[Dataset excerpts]

#####

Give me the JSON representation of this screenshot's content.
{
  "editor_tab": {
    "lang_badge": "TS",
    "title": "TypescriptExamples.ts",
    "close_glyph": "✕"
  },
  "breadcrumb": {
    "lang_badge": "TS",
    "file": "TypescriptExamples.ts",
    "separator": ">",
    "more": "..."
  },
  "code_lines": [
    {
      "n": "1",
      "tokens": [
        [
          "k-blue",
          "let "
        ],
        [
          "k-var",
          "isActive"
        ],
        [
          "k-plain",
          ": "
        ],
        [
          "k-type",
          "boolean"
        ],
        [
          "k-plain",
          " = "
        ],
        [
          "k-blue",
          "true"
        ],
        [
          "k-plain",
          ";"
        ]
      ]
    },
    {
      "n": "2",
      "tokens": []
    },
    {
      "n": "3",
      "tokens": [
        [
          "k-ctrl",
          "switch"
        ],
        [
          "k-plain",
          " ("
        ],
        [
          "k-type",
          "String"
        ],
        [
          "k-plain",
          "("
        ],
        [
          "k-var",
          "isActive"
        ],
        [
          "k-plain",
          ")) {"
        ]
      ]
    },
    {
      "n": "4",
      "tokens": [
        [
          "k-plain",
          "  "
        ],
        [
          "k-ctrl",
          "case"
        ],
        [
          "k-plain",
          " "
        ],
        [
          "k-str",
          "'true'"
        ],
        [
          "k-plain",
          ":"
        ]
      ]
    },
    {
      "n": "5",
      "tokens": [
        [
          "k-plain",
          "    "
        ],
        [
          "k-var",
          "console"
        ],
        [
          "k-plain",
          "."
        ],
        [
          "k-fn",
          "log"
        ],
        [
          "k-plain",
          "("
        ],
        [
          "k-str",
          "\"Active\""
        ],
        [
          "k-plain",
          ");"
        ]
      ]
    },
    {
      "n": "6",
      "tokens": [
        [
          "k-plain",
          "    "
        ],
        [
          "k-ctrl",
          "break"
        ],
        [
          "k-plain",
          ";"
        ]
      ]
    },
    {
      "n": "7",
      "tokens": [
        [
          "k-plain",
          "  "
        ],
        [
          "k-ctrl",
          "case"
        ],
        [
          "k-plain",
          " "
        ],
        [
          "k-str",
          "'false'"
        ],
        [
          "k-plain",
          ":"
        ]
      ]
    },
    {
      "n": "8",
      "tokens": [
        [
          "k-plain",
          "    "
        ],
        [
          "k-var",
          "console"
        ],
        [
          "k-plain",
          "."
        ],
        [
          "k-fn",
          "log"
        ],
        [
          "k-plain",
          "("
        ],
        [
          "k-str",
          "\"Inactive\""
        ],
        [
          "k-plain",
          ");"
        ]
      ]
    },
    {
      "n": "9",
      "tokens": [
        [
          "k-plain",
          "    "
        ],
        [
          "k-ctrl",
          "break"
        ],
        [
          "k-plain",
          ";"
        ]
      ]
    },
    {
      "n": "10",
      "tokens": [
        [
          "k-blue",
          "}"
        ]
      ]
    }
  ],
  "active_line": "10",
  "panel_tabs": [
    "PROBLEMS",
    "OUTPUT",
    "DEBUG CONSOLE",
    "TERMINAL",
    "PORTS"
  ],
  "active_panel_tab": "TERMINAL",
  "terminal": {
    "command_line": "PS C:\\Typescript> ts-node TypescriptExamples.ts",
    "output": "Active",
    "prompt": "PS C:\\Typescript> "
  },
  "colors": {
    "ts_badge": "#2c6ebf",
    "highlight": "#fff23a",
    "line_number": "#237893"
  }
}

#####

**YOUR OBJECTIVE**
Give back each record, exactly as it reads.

**SOLUTION FOR THIS PROBLEM**
Give me the JSON representation of this screenshot's content.
{
  "editor_tab": {
    "lang_badge": "TS",
    "title": "TypescriptExamples.ts",
    "close_glyph": "✕"
  },
  "breadcrumb": {
    "lang_badge": "TS",
    "file": "TypescriptExamples.ts",
    "separator": ">",
    "more": "..."
  },
  "code_lines": [
    {
      "n": "1",
      "tokens": [
        [
          "k-blue",
          "let "
        ],
        [
          "k-var",
          "isActive"
        ],
        [
          "k-plain",
          ": "
        ],
        [
          "k-type",
          "boolean"
        ],
        [
          "k-plain",
          " = "
        ],
        [
          "k-blue",
          "true"
        ],
        [
          "k-plain",
          ";"
        ]
      ]
    },
    {
      "n": "2",
      "tokens": []
    },
    {
      "n": "3",
      "tokens": [
        [
          "k-ctrl",
          "switch"
        ],
        [
          "k-plain",
          " ("
        ],
        [
          "k-type",
          "String"
        ],
        [
          "k-plain",
          "("
        ],
        [
          "k-var",
          "isActive"
        ],
        [
          "k-plain",
          ")) {"
        ]
      ]
    },
    {
      "n": "4",
      "tokens": [
        [
          "k-plain",
          "  "
        ],
        [
          "k-ctrl",
          "case"
        ],
        [
          "k-plain",
          " "
        ],
        [
          "k-str",
          "'true'"
        ],
        [
          "k-plain",
          ":"
        ]
      ]
    },
    {
      "n": "5",
      "tokens": [
        [
          "k-plain",
          "    "
        ],
        [
          "k-var",
          "console"
        ],
        [
          "k-plain",
          "."
        ],
        [
          "k-fn",
          "log"
        ],
        [
          "k-plain",
          "("
        ],
        [
          "k-str",
          "\"Active\""
        ],
        [
          "k-plain",
          ");"
        ]
      ]
    },
    {
      "n": "6",
      "tokens": [
        [
          "k-plain",
          "    "
        ],
        [
          "k-ctrl",
          "break"
        ],
        [
          "k-plain",
          ";"
        ]
      ]
    },
    {
      "n": "7",
      "tokens": [
        [
          "k-plain",
          "  "
        ],
        [
          "k-ctrl",
          "case"
        ],
        [
          "k-plain",
          " "
        ],
        [
          "k-str",
          "'false'"
        ],
        [
          "k-plain",
          ":"
        ]
      ]
    },
    {
      "n": "8",
      "tokens": [
        [
          "k-plain",
          "    "
        ],
        [
          "k-var",
          "console"
        ],
        [
          "k-plain",
          "."
        ],
        [
          "k-fn",
          "log"
        ],
        [
          "k-plain",
          "("
        ],
        [
          "k-str",
          "\"Inactive\""
        ],
        [
          "k-plain",
          ");"
        ]
      ]
    },
    {
      "n": "9",
      "tokens": [
        [
          "k-plain",
          "    "
        ],
        [
          "k-ctrl",
          "break"
        ],
        [
          "k-plain",
          ";"
        ]
      ]
    },
    {
      "n": "10",
      "tokens": [
        [
          "k-blue",
          "}"
        ]
      ]
    }
  ],
  "active_line": "10",
  "panel_tabs": [
    "PROBLEMS",
    "OUTPUT",
    "DEBUG CONSOLE",
    "TERMINAL",
    "PORTS"
  ],
  "active_panel_tab": "TERMINAL",
  "terminal": {
    "command_line": "PS C:\\Typescript> ts-node TypescriptExamples.ts",
    "output": "Active",
    "prompt": "PS C:\\Typescript> "
  },
  "colors": {
    "ts_badge": "#2c6ebf",
    "highlight": "#fff23a",
    "line_number": "#237893"
  }
}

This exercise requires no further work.